If you’ve been into software engineering for some time and enjoy reading books, you’ve probably come across some classics such as Code Complete, Refactoring, The Mythical Man-Month or Peopleware. While they are still great, for this article I’ve put together a list of more recent books that I consider my current personal top 5. There’s some recency bias, of course, so regard the list as snapshot for the time from 2017 to 2018.
The books cover a mix of areas such as software design and management or “people topics”. Each brief review contains sub-sections on Why you should read it and Older or similar books.
2018, by Adam Tornhill
Following Your Code as a Crime Scene, Adam Tornhill’s new book is about the fascinating topic of code analysis and “code health”. It’s one of the most substantial books I’ve ever read about software engineering. The author demonstrates a number of techniques (mostly based on data from version control systems) for identifying hotspots, complexity trends, coupling, or refactoring opportunities. All material is properly backed up with examples, references and a couple of intriguing visualizations. After reading the book you might ask yourself: How do you best apply and integrate your new knowledge into your engineering process and how do you convince co-workers of the value of the approaches? Luckily, there’s tooling support, so start small and keep improving…
You’ll learn how to analyse code bases, how to keep your code healthy, and how to organize teams to ultimately create more sustainable work. Definite must-read if you’re accountable for quality in your role as software engineer, architect, or engineering manager.
Your Code as a Crime Scene. Parts of the book somehow related to: Working Effectively with Legacy Code, Refactoring, Clean Architecture
2018, by John Ousterhout
The book presents the insights from John Ousterhout’s own experience working on a variety of large systems and his Stanford class where his students iteratively design a program through a code reviews process. It’s the book I’d recommend to somebody asking me about how to improve coding and design skills. You’ll learn a number of heuristics and “red flags” aimed at keeping your code simple and comprehensible.
Interestingly, topics such as unit testing, test-driven development, or agile development are only briefly discussed in a chapter on “Software Trends”, which reads like the rest of the book: well argued and to the point but always acknowledging that this is certainly not the last word on good design.
The core topic of A Philosophy of Software Design is simplicity — consequently, the book itself is simple to understand. The chapter about deep and shallow modules alone is worth the price of the book. It also challenges popular practices such as some of the tactics promoted by Clean Code (small methods and classes, etc.) or certain OO design patterns.
Code Complete, The Art of Readable Code, Clean Code
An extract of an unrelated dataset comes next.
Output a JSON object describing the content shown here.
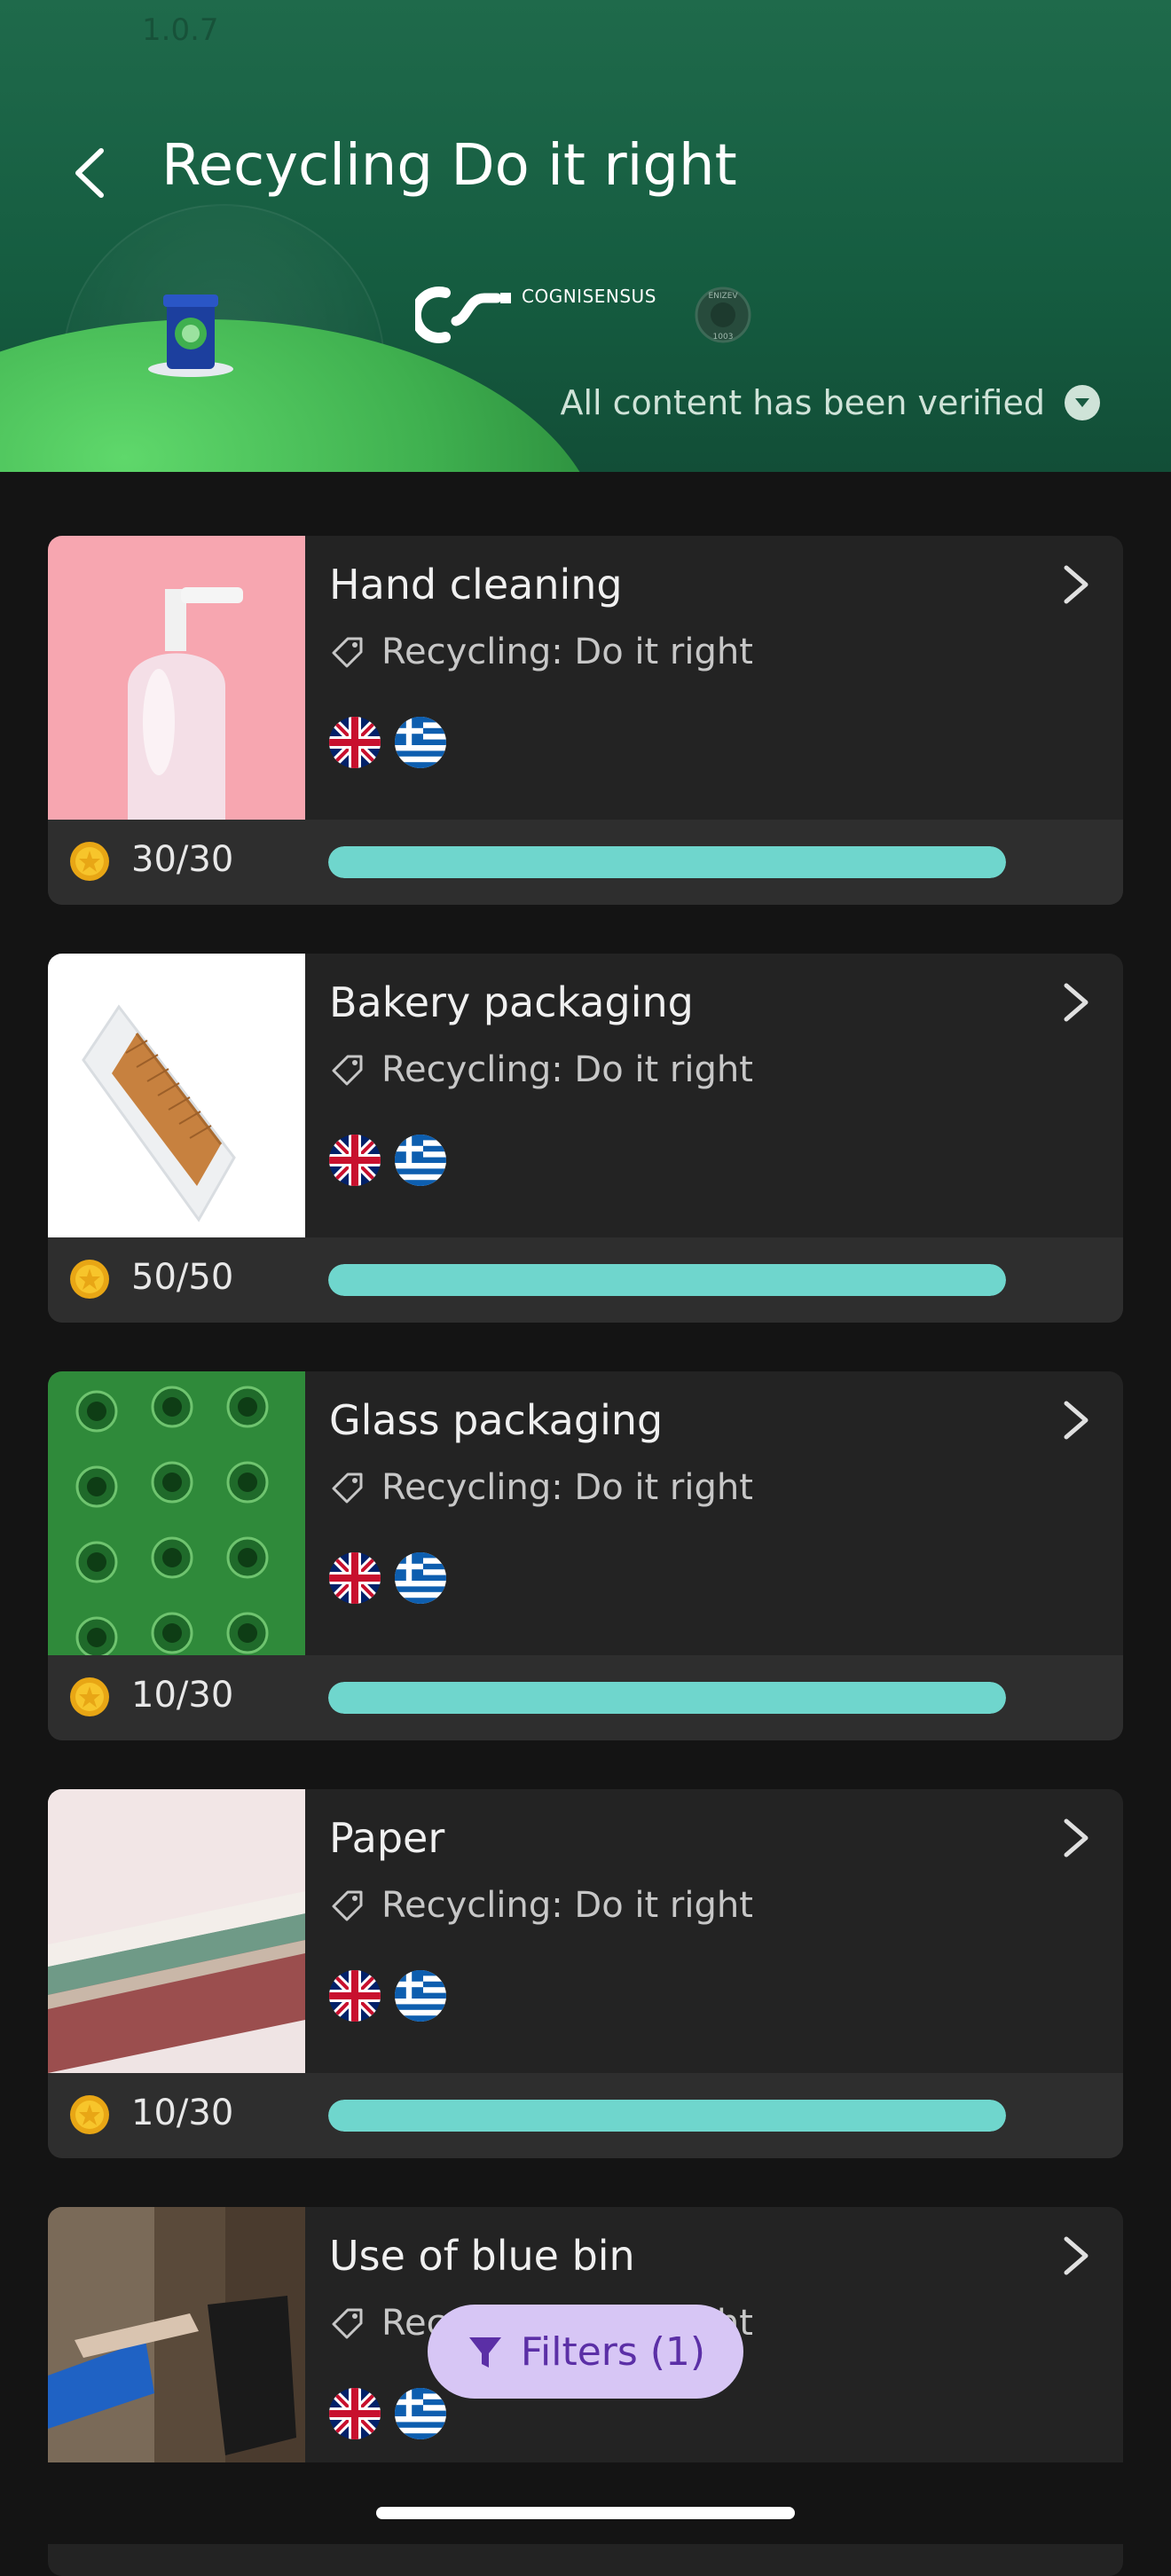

2017, by Martin Kleppmann
Through various trends such as cloud-native applications, microservice architectures, or NoSQL datastores, reasoning about the characteristics of distributed systems and data has become almost inevitable. This book by researcher and software engineer Martin Kleppmann explains both the theory and practice of data-driven applications in a way that immediately conveys the impression that the author has deep knowledge of the area (after all, only if you have deep knowledge about a topic, you can teach it well).
Distributed systems is an area where significant amount of research exists and discussing the topic can quickly become academic (think consistency, consensus, etc.). Martin Kleppmann, however, writes in a very clear and approachable way without sacrificing depth. Similar to Software Design X-Rays, this book gets the balance between pragmatic and academic just right.
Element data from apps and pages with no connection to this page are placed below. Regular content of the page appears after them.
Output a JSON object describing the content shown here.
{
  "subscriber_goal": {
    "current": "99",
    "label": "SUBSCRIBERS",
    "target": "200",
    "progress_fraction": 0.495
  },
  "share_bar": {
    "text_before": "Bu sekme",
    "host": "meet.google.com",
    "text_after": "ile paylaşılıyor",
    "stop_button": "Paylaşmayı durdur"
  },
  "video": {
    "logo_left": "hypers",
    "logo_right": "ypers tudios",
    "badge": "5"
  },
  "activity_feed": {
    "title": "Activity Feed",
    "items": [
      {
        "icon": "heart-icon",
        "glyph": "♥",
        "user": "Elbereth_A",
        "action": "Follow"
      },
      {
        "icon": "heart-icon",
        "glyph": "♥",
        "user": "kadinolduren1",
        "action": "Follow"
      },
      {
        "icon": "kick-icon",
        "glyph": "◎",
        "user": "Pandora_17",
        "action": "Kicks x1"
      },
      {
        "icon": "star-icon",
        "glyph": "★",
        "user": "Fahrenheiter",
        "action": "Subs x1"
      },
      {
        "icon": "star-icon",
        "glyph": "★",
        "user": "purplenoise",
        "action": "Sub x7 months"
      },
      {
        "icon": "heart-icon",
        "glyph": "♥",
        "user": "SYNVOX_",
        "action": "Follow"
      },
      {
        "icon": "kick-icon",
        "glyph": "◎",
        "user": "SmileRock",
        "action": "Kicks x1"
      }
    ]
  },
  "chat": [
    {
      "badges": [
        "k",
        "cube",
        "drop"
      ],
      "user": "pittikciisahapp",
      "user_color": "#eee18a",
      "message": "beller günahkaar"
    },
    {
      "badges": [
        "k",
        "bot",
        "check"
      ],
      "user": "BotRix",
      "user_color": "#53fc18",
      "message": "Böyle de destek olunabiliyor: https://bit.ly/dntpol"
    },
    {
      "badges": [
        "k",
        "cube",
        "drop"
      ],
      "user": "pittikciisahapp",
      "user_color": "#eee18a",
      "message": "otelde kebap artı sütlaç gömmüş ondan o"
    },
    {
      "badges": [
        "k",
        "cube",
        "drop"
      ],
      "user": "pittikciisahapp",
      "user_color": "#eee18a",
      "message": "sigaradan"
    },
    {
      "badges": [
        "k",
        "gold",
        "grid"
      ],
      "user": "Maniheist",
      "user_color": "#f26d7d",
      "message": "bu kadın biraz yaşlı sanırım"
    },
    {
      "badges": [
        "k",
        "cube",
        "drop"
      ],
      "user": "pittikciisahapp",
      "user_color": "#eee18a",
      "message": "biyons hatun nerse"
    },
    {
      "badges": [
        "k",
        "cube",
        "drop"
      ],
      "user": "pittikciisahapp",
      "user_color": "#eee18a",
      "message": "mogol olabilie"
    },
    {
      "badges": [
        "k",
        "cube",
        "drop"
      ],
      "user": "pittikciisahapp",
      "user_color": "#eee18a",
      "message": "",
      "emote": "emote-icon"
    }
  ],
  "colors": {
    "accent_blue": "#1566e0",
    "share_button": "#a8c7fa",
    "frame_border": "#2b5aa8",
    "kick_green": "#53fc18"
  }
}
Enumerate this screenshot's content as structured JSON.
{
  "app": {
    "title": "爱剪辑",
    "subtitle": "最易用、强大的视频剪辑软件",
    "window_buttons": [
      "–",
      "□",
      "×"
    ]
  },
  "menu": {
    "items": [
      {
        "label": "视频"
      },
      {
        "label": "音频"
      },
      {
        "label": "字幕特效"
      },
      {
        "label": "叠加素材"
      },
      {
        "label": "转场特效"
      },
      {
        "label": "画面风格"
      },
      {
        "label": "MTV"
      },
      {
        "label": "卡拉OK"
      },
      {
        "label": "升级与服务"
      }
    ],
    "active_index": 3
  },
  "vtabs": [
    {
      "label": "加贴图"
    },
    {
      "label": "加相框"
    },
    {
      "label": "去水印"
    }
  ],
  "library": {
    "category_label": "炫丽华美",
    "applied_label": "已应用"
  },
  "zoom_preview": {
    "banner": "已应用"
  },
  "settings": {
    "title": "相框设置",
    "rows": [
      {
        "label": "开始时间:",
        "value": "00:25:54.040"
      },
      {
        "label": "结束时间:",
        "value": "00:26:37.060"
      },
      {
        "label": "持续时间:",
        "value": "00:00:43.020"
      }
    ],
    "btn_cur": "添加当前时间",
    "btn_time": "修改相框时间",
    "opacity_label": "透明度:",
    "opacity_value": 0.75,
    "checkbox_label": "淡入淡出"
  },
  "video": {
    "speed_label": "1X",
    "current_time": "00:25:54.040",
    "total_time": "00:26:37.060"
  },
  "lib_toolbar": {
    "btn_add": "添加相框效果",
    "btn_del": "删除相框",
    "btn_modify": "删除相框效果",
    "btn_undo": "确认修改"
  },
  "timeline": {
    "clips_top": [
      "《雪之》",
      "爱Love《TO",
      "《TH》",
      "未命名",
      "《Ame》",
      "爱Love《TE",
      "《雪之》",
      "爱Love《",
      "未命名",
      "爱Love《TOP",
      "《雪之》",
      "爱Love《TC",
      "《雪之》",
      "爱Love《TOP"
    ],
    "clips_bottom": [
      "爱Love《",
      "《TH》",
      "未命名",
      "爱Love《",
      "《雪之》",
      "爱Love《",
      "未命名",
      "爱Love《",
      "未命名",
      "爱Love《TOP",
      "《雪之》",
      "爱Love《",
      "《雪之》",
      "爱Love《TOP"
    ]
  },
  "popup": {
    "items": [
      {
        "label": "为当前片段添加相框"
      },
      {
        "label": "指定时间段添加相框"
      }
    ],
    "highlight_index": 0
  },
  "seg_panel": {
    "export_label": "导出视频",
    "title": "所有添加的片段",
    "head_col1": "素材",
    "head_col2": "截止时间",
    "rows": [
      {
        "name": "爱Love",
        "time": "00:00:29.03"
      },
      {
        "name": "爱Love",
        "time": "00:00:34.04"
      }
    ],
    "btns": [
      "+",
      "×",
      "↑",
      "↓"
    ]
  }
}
Somehow related: Designing Distributed Systems, Designing Microservices, Patterns of Enterprise Application Architecture
2017, by Erik Dietrich
This book is probably the most unique in the list and unlike everything else I’ve read so far. I’d not recommend it to software engineers early in their career since there’s a good amount of cynicism about the politics and dynamics in corporate and startup software development. It’s one of the books that I couldn’t put down since it’s written so well and explains the driving forces behind our corporate structures, management styles, and career ladders. If you decide to read it, you’ve taken the red pill…
If you enjoy being employed in a pyramid-like company structure, it shows you how to play the game. If you’ve been into software engineering for a while, you’re likely to recognize a lot of the mentioned behaviours in your co-workers, bosses, and company politics. While the book might disenchant you, it also unveils how to change things to your advantage without manipulating people (no spoiler…)
Probably none, maybe The Mythical Man-Month, Peopleware, and Adrenaline Junkies and Template Zombies to some degrees
2017, by Camille Fournier
The more experienced you get as software engineer, chances are the more you need to take on additional responsibilities in management and leadership. The Manager’s Path covers the entire journey from being an engineering lead of a single team to managing multiple teams and representing the technical leader of a company. It’s a pragmatic and authentic book about technical leadership, management, and people topics in tech companies — without much of the dramatizing and shallow advice that you often find in other “people” books.
Although mostly addressing engineering management, the book is certainly valuable for software engineers staying on the technical path. You’ll learn about team dysfunctions, project management, and solutions to common issues in software development processes. Maybe not groundbreaking but if you intend to only read one book about engineering management, I’d recommend this one since it contains lots of honest and actionable advice.
High Output Management, Debugging Teams, Peopleware, The Mythical Man-Month